Mini Aerial Lift Makes Its Way to North America
Operators on jobs that don't require a lot of lift height but have limited space and low ground pressure often look to miniature aerial lifts because they are compact, maneuverable, and easy to transport. One mini aerial lift of note is the 9'6” tall Leonardo from Braviisol D.M. srl. of Italy. A staple in rental fleets in Europe, the Leonardo is now turning heads in North America.
First introduced in 1995, the Leonardo aerial lift proves ideal for a number of indoor applications, including electrical, HVAC, painting, ceiling tile installation, and cleaning. But the history of the machine goes beyond its introduction.
The Leonardo aerial lift was designed by Braviisol, which started as a plaster board partition and ceiling installation company in the 1970s. By the end of that decade, Braviisol had become one of the largest companies in the Italian installation industry. According to Marina Torres, sales manager for Braviisol, as the company expanded, it needed to work as quickly and efficiently as possible without increasing its workforce. In the mid-1990s, Braviisol built its first miniature aerial lift to meet its working requirements because suitable equipment wasn't readily available in Italy at the time, she added.
“Since the first prototype 11 years ago, Braviisol workers in the installation activity have been using the platform everyday in their daily jobs,” Torres said. The company is unique to the aerial lift industry in the fact that it was first an end-user before it ever started manufacturing machines, she said, adding that the Braviisol has made updates since its introduction to make the Leonardo more reliable, trouble-free, and cost-effective.
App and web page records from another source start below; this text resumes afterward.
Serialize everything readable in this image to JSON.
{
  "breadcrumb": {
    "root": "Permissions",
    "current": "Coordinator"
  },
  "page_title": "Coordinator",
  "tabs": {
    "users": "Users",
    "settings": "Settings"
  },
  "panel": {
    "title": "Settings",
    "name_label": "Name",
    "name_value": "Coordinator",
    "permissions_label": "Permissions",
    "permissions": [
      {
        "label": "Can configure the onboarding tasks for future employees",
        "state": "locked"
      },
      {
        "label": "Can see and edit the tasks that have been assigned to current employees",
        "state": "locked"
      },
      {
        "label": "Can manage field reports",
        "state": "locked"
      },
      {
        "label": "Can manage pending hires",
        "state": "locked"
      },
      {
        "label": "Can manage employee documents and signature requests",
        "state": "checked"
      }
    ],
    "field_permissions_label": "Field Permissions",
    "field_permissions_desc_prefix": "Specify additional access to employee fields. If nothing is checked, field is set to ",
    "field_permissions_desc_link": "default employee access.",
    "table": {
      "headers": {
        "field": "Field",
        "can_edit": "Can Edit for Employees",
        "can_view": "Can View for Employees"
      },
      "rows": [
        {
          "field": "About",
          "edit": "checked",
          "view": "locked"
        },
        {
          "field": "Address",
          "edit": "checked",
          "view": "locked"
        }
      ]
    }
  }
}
In the rental industry, the Leonardo has been a success throughout Europe. In Norway, UCO rents a fleet of more than 160 units, HAMAR Liftutleie has 30 machines, and HERTZ Materiel recently purchased 36 machines for its rental depots in Denmark and Norway. In the United Kingdom, Brand Tool Hire has adopted Leonardo into its fleet, and Access Plus Scotland added 30 Leonardos to is rental fleet in 2006 alone. Additionally, worldwide construction contractor Skanska has rented more than 60 platforms from UCO to use on the New Akershus University Hospital outside Oslo, Norway.
With a few Leonardos already working in the United States and Canada, Torres said Braviisol is currently developing a marketing plan to expand further into North America. “At this moment, we are just entering the U.S. market, so we are elaborating a strategy together with our partners there,” she said. “For the moment, we are selling directly to rental companies and distributors.” The company is currently looking for partners in North America.
Machine specs and applications
Measuring 30''x48''x66.5'' and weighing only 992 pounds, the Leonardo can pass through standard doorways and load into a small van for easy transportability. On the job, the Leonardo can move between shelves and counters where manual lifts or scaffold often cannot reach • and much more comfortably.
The platform extends on both ends for a 67-inch working area, and the machine can be driven at its full 9'6'' platform height with the maximum load and the platform completely extended. The Leonardo has zero turning radius, 40% gradeability, and a comfortable step height of 21 inches. Powered by two 12V batteries, the Leonardo uses a 110V battery charger to stay up and running. Maximum drive speed is 1.49 mph.
According to Braviisol, the unit is ideal for working in very narrow spaces, including in buildings, shops, and industrial areas. Platform capacity is 397 pounds, and the machine has non-marking tires for indoor applications. Other features include an electronic leveling control, which operates automatically if the platform is moved while still in the raised position and prevents tipovers if the unit is operating at an incline of more than 3 percent. Other than controlling the water levels in the batteries, the Leonardo is virtually maintenance-free.
Compared to the other miniature aerial lifts on the market, Torres said the Leonardo offers lower weight, higher gradeability, and a bigger platform that is extendible on both sides. “[With its zero turning radius] the machine can literally rotate over its own lengths, thus allowing the operator to work even in the narrowest spaces,” she said. “It has an extremely simple design and conception.”
For more information, visit www.braviisol.com, or stop by Booth 4263 at The Rental Show in February.